Jeannie: Most people just go back to their normal lives, but camp sort of leaves a residue of thinking about God which makes it easier to remember to pray after camp ends.

Lukas: Part of it is discipline, but also surrounding yourself with godly people who can encourage you in your journey. One of the best ways to do this is to connect with a youth group or a small group!

Game time Photo credit: Rose Zhang

Campers share a dorm with one or two other campers and an adult counselor so often, cabin time allows for strong relationships to form. What qualities make a good cabin counselor? What feedback would you offer these counselors, so they know how best to serve you?

Lukas: I think the best thing to do as a counselor is to be responsible and set the example for the campers while maintaining a fun environment. Setting an example doesn’t only mean through maturity, but also with creativity and humor. During cabin times, start with prayer but don’t forget to include jokes, games, and stories. Also be willing and prepared to have deep and honest discussions with your campers.

Playing nine square Photo credit: Sarah O’Connell

Jeannie: The most important quality in a counselor is the ability to be understanding. If you’re friendly and get the fact that we are TCK teenagers, then it’s usually pretty easy to become friends and have good cabin times. Just be friendly and have fun! It’s better for us if you are having fun too.

What about advice for potential campers? What would you say to someone considering camp or attending camp for the first time?

Jeannie: Come! It’s lots of fun and is definitely worth it. Expect craziness and God-filled times.

Lukas: They aren’t lying when they tell you to bring clothes that you’re willing to get dirty. Be prepared to meet some awesome people and go home with crazy stories. God is absolutely present at camp, and I would encourage you to come expecting a challenge.

Most of camp is spiritually charged and as a Christian it can be hard to replicate that in day to day life. There’s a theme to every camp, and to bring that home with you can be hard. Even if you’re not a Christian, you’ll learn something and make memories.

Crawling through food slop to earn points for his colour team Photo credit: Sarah O’Connell

That’s very true. Finally, what have been some of your best memories from camp?

Jeannie: To me the memory of camp is one big awesome memory, so it is difficult to choose just one.

Lukas: Yeah, there’s too many to count. At my first camp they brought 36,000+ dominoes. It was the most stressful event of my life! They also duct-taped as many people to a tree as they could with two rolls of duct tape. After that there was six-way Capture the Flag, a sock game (where there’s very few rules and even fewer socks towards the end), the famed cookie dance, and recently—chicken herding!

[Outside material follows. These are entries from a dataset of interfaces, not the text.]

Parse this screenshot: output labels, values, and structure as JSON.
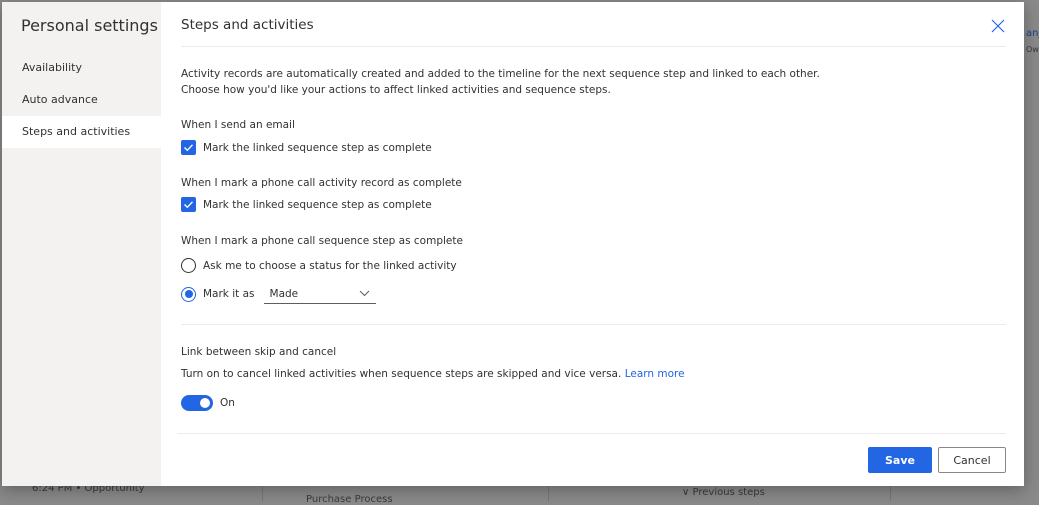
{
  "background": {
    "fragments": [
      "6:24 PM • Opportunity",
      "Purchase Process",
      "Previous steps",
      "anj",
      "Own"
    ]
  },
  "sidebar": {
    "title": "Personal settings",
    "items": [
      {
        "label": "Availability"
      },
      {
        "label": "Auto advance"
      },
      {
        "label": "Steps and activities",
        "selected": true
      }
    ]
  },
  "main": {
    "title": "Steps and activities",
    "intro": [
      "Activity records are automatically created and added to the timeline for the next sequence step and linked to each other.",
      "Choose how you'd like your actions to affect linked activities and sequence steps."
    ],
    "email": {
      "heading": "When I send an email",
      "checkbox": "Mark the linked sequence step as complete",
      "checked": true
    },
    "phone_activity": {
      "heading": "When I mark a phone call activity record as complete",
      "checkbox": "Mark the linked sequence step as complete",
      "checked": true
    },
    "phone_step": {
      "heading": "When I mark a phone call sequence step as complete",
      "option_ask": "Ask me to choose a status for the linked activity",
      "option_mark": "Mark it as",
      "selected_option": "mark",
      "status_value": "Made"
    },
    "skip": {
      "heading": "Link between skip and cancel",
      "description": "Turn on to cancel linked activities when sequence steps are skipped and vice versa.",
      "learn_more": "Learn more",
      "toggle_on": true,
      "toggle_label": "On"
    }
  },
  "footer": {
    "save": "Save",
    "cancel": "Cancel"
  },
  "colors": {
    "accent": "#2266e3",
    "sidebar_bg": "#f3f2f1"
  }
}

Chicken herding! Photo credit: Rose Zhang

There’s always a dedicated drama team that theatrically brings out the camp’s theme. Cabin times are always filled with weird foods, pranks, all-night Risk tournaments, and more. Of course, between 10 separate camps I could fill the whole page with memories, but these are some of the ones that stick out right away.

I’m sure the memories are endless and very precious! Well guys, personally I can’t wait for camp next month and I’m sure many readers will sign up to attend or serve if they have not done so already. Thanks so much for sharing about your crazy, messy, and God-filled camp experiences!

Last week’s post: Ask… Grandparents!

Details for upcoming Youth Camp

Beautifully Broken: Spring 2019

Dates: May 11-12 (Saturday-Sunday)

Location: Goose and Duck Ranch, Huairou, Beijing

Cost: 500 RMB

Ages: Grade 6-12

To register as a camper or a leader click here or scan the QR code below.